She was appointed Parliamentary Secretary for Education and Training in 2005. Following the 2007 election Burney became Minister for Fair Trading, Minister for Youth, and Minister for Volunteering. In September 2008 she was promoted to Minister for Community Services and in December 2009 she was appointed Minister for the State Plan. She lost her portfolios following the change of government at the 2011 state election.

Burney was appointed to the Community Services portfolio in December 2008 just prior to the handing down of the report of the Special Commission of Inquiry into Child Protection Services by retired Supreme Court Justice James Wood.[9] She was the lead Minister in a whole of government reform plan, "Keep Them Safe", that commenced implementing the recommendations of the inquiry.[10]

Following the ALP's landslide defeat at the 2011 state election, Burney was elected as Deputy Leader of the Labor Party after former Deputy Premier Carmel Tebbutt chose not stand for the position. She also became the Shadow Minister for Planning, Infrastructure and Heritage, Shadow Minister for the Central Coast and the Hunter and Shadow Minister for Sport and Recreation.

As Minister, Burney was the inaugural patron of the NSW Volunteer of the Year Award, a major NSW Government supported initiative.[11] In 2006 she gave the seventh Vincent Lingiari Memorial Lecture,[2] and in 2008 gave the sixth Henry Parkes Oration.[12]

Burney is an ambassador of the Australian Indigenous Education Foundation.

As part of the 2012 Sydney Festival Burney performed as herself delivering her inaugural speech to the NSW Parliament in a theatrical production called I am Eora.[13]

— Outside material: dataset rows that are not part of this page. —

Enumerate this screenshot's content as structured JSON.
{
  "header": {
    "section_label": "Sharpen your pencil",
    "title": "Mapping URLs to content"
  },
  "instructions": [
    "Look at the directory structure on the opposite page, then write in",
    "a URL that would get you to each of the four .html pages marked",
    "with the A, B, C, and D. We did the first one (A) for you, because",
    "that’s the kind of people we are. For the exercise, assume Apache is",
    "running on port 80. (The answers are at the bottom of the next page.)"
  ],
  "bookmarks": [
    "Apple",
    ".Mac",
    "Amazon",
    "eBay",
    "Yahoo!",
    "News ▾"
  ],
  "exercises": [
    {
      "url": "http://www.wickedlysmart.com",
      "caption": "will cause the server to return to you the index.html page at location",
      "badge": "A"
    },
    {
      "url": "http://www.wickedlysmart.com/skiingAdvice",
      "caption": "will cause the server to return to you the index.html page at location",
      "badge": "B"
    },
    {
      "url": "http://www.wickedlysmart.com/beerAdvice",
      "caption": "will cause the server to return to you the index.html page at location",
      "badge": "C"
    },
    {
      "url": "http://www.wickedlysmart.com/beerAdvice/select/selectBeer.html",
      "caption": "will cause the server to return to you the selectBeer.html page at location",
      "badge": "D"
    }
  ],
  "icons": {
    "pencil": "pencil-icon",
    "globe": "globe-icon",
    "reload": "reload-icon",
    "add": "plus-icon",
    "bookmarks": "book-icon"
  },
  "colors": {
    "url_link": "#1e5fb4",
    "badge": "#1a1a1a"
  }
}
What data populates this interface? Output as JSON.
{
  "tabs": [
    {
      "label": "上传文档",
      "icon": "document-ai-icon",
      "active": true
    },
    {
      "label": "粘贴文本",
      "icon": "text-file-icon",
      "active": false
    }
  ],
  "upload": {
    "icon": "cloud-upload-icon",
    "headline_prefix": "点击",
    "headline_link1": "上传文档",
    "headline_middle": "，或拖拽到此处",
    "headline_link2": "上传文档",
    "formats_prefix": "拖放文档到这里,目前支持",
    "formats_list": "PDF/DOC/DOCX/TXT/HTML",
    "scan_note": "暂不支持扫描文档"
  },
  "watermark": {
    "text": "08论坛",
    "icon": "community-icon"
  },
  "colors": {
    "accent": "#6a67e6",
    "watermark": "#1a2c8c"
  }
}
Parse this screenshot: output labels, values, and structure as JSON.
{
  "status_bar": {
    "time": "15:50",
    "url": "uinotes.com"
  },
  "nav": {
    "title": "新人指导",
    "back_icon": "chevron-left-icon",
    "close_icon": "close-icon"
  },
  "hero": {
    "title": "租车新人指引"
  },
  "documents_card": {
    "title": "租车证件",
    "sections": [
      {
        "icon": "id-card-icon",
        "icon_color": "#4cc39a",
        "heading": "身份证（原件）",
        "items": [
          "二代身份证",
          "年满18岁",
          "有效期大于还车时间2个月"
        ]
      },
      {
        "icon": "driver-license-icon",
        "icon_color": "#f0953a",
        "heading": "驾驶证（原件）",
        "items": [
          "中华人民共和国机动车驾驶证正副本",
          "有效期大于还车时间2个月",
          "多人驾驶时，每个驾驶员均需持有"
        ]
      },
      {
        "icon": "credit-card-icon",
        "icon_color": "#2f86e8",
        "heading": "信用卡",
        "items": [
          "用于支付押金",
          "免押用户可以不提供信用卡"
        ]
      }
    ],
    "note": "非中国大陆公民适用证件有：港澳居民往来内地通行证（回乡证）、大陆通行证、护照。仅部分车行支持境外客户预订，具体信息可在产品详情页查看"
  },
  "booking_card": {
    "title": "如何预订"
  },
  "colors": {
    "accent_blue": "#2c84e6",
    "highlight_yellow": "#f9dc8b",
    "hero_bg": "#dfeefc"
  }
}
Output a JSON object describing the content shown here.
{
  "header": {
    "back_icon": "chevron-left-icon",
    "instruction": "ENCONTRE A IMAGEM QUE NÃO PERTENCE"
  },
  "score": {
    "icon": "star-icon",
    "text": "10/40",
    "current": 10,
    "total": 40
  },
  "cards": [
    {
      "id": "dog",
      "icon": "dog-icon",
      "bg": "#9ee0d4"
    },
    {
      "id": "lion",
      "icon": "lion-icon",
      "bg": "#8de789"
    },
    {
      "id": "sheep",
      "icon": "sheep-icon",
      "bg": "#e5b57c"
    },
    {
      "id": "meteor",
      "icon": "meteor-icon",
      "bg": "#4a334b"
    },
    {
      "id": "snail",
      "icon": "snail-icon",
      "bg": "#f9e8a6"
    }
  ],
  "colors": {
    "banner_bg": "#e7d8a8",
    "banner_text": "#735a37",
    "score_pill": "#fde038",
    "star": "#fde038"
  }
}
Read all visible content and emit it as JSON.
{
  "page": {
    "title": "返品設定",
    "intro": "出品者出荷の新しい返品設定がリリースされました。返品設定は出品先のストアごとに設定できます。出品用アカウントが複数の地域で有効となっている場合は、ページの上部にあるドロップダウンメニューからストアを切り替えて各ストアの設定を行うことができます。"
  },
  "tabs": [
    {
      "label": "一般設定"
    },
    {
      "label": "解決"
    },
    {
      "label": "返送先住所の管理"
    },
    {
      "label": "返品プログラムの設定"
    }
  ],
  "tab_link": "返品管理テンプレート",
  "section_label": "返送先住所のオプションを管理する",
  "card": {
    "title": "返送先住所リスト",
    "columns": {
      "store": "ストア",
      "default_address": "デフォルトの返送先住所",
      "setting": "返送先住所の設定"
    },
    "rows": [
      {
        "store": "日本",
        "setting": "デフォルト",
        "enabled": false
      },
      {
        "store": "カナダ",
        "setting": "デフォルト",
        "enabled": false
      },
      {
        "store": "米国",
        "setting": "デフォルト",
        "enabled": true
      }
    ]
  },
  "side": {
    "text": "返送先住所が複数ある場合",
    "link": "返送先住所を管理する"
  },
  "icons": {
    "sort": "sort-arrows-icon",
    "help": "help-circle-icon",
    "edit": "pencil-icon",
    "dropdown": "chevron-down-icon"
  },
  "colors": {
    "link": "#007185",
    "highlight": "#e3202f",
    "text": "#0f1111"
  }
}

On 23 December 2014, Burney became the interim leader of the opposition after the resignation of John Roberson.[14]

Personal life[edit]

Burney has a son and a daughter. Her partner for a number of years, until his death, was Rick Farley.


  1. ^ "Dr Linda Jen BURNEY MP". Parliament @ Work. Australian Government. Retrieved 23 December 2014. 
  2. ^ a b c Browning, Daniel (12 January 2007). "7th Vincent Lingiari Memorial Lecture: Linda Burney MP" (STREAMING AUDIO). AWAYE! (Australia: ABC Radio National). Retrieved 15 February 2012. 
  3. ^
  4. ^ "New ALP president spells out her agenda". The Age (Australia). AAP. 28 January 2009. 
  5. ^ "The new ALP National Presidential team". Australian Labor Party. 
  6. ^ a b "Inaugural Speeches: Linda Burney". Hansard. Parliament of New South Wales. 6 May 2003. Retrieved 21 June 2010. 
  7. ^ "Burney, Linda Jean (c. 1957 – )". Australian Women. Retrieved 26 February 2007. 
  8. ^ "Linda Burney". University of Western Sydney. Archived from the original on 19 February 2007. Retrieved 26 February 2007. 
  9. ^ "Special Commission of Inquiry into Child Protection in NSW". NSW Department of Premier and Cabinet. Retrieved 18 June 2010. 
  10. ^ "Keep Them Safe". NSW Department of Premier and Cabinet. Retrieved 18 June 2010. 
  11. ^ "Past Awards: Inaugural NSW Volunteer of the Year Award". The Centre for Volunteering. 2007. Retrieved 15 February 2012. 
  12. ^ Burney, Linda (17 October 2008). Weaving the Australian Tapestry: Creating a society 'of beauty rich and rare' from threads of harmony and contradiction (PDF) (Speech). The 6th Henry Parkes Oration. National Library of Australia, Canberra. Retrieved 15 February 2012. 
  13. ^ Shand, John (10 January 2012). "Review: Archetypes evoke spirit of place". The Sydney Morning Herald. Retrieved 15 February 2012. 
  14. ^ "John Robertson stands down as NSW Opposition Leader following leadership speculation". ABC News (Australia). 23 December 2014. Retrieved 23 December 2014. 

External links[edit]

Parliament of New South Wales
Preceded by
Kevin Moss
Member for Canterbury